ABOUT THIS EXERCISE: Write every entry out again, unchanged.

Start of Block

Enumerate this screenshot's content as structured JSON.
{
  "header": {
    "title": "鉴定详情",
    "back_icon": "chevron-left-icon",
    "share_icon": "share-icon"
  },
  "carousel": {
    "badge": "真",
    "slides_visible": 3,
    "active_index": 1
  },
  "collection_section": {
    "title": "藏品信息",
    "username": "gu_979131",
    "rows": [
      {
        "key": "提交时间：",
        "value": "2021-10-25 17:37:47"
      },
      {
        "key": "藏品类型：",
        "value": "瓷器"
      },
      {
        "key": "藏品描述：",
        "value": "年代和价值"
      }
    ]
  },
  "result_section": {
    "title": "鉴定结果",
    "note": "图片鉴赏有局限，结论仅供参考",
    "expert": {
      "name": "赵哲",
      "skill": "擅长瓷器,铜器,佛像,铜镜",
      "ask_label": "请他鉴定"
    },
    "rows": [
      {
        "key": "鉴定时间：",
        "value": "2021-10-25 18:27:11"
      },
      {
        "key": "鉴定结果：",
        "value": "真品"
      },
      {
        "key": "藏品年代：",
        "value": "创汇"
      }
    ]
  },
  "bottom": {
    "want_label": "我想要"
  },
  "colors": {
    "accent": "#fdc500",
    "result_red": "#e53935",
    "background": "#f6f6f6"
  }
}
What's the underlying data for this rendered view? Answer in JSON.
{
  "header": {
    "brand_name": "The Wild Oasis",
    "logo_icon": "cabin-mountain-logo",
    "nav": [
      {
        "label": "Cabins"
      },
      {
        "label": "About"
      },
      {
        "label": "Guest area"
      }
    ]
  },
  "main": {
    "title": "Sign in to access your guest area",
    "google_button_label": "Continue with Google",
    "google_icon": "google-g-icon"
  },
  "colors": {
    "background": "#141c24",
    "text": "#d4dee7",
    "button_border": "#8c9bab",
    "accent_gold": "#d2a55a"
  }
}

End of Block

SOLUTION FOR THIS EXERCISE:
Enumerate this screenshot's content as structured JSON.
{
  "header": {
    "title": "鉴定详情",
    "back_icon": "chevron-left-icon",
    "share_icon": "share-icon"
  },
  "carousel": {
    "badge": "真",
    "slides_visible": 3,
    "active_index": 1
  },
  "collection_section": {
    "title": "藏品信息",
    "username": "gu_979131",
    "rows": [
      {
        "key": "提交时间：",
        "value": "2021-10-25 17:37:47"
      },
      {
        "key": "藏品类型：",
        "value": "瓷器"
      },
      {
        "key": "藏品描述：",
        "value": "年代和价值"
      }
    ]
  },
  "result_section": {
    "title": "鉴定结果",
    "note": "图片鉴赏有局限，结论仅供参考",
    "expert": {
      "name": "赵哲",
      "skill": "擅长瓷器,铜器,佛像,铜镜",
      "ask_label": "请他鉴定"
    },
    "rows": [
      {
        "key": "鉴定时间：",
        "value": "2021-10-25 18:27:11"
      },
      {
        "key": "鉴定结果：",
        "value": "真品"
      },
      {
        "key": "藏品年代：",
        "value": "创汇"
      }
    ]
  },
  "bottom": {
    "want_label": "我想要"
  },
  "colors": {
    "accent": "#fdc500",
    "result_red": "#e53935",
    "background": "#f6f6f6"
  }
}
What's the underlying data for this rendered view? Answer in JSON.
{
  "header": {
    "brand_name": "The Wild Oasis",
    "logo_icon": "cabin-mountain-logo",
    "nav": [
      {
        "label": "Cabins"
      },
      {
        "label": "About"
      },
      {
        "label": "Guest area"
      }
    ]
  },
  "main": {
    "title": "Sign in to access your guest area",
    "google_button_label": "Continue with Google",
    "google_icon": "google-g-icon"
  },
  "colors": {
    "background": "#141c24",
    "text": "#d4dee7",
    "button_border": "#8c9bab",
    "accent_gold": "#d2a55a"
  }
}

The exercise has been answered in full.